## How to complete this task
In the entries below, find every line with the string "badge" and copy it.

## Data provided
Content starts
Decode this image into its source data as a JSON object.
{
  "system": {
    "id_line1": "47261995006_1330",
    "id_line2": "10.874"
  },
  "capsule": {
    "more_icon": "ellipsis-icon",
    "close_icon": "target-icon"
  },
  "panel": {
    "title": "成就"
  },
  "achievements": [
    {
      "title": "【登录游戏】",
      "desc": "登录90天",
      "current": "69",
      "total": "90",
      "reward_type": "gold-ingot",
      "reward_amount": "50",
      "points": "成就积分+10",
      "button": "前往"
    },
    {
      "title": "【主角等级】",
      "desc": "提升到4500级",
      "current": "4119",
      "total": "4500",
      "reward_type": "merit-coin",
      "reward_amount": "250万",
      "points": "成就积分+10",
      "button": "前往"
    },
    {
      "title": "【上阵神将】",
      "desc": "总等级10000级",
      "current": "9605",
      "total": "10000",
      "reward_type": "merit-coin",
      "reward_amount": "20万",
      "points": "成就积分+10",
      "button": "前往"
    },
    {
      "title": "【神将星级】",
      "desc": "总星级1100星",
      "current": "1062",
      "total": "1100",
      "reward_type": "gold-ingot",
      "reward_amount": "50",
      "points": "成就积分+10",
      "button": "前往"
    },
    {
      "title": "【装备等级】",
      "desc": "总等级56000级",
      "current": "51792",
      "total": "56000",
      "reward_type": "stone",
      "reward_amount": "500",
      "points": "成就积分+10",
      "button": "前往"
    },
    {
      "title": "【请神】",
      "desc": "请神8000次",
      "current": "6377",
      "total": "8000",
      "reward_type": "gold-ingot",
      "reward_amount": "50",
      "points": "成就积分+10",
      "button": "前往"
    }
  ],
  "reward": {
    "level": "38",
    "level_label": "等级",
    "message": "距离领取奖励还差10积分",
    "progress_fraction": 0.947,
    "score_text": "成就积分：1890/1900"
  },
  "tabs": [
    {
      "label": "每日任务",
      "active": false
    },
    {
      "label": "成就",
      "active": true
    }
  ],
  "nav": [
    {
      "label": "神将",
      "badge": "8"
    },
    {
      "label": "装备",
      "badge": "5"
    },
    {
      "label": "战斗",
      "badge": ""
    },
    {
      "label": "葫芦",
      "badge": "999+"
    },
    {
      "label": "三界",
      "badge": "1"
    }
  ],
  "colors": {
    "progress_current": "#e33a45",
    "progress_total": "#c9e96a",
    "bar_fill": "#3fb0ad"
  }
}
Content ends
## Solved problem
      "badge": "8"
      "badge": "5"
      "badge": ""
      "badge": "999+"
      "badge": "1"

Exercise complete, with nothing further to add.